So with my PSU fixed I thought I would try my luck in the ARRL 10-meter contest. I have never participated in a contest before, but with 10 meters so hot nowadays I’d thought I’d give it a try. Murphy reared its head, so with the wife and kids all sick there was lots of housework to do and too little time behind the set. But I did sneak in an hour or four over two days. My goal: to practise my CW skills. My thought was that doing many short exchanges would give me enough practice to get a little more fluent with the key. So I started out on Saturday morning answering CQs, but nobody came back to me. Fiddled with my side tone, checked my signal with another receiver, no problems found. After four tries I gave up and went up to the SSB portion. Great fun: one Brazilian after another and my first Argentinian on 10 meters. Great to have the comfort of 100 Watts – makes life a lot easier.
Sunday morning the sunspots were lower, but I did manage a couple of State side stations. But it irked me that I hadn’t logged one CW QSO, so I tried again in the afternoon. Found a strong enough signal from Japan and after the second try it worked. Europe was okay and I did log one Dutch station: PI4TUE, the station of the University of Eindhoven, very close to my place of birth.
I had to stop there, but when I came back I switched to SSB again. Worked some Europeans and then, all of a sudden, CX2DDP. via long path. These kind of QSOs are fun though short and I guess Hector Rubens was as surprised as I was. After 75 QSOs I called it a day, which that was right when the band was closing. I’m not in for the numbers, so I am already happy with so many QSOs. I worked 32 different entities in SSB and six in CW, so a grant total of 38 multiplier points. Indeed, no contest for die-hard contesting hams and I doubt that I will often enter other contests.

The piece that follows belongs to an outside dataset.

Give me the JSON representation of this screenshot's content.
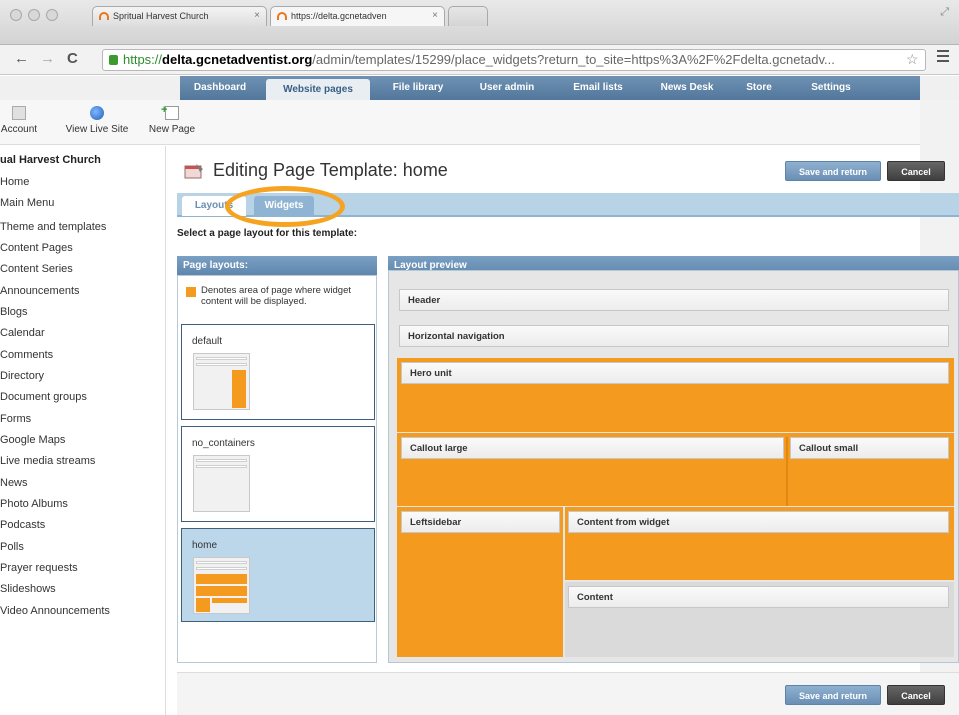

But the best thing about this contest was that I got my private language student to do a QSO. He is a 16 year old, very shy boy, whom I teach English on Saturday afternoons. He just graduated from high school and he now goes to polytech, which give us a common interest: electronics. Every week I show him some radio related stuff, so this week it was how a QSO is being done. After showing him the ropes and teaching him the NATO alphabet I let him answer CQs with my call sign. He soon found out that you have to open your mouth and speak slowly, clearly and – when using SSB – loudly. Unfortunately these are traits that most Asians don’t possess. But he found it very “cool” that you could call all the way to Europe so he made an effort and in the end he managed a QSO on his own with JA7BEW. He will soon know more about electronics than I, so the exam for a radio licence will be a piece of cake then. Another ham in the making. Who says contests have no use?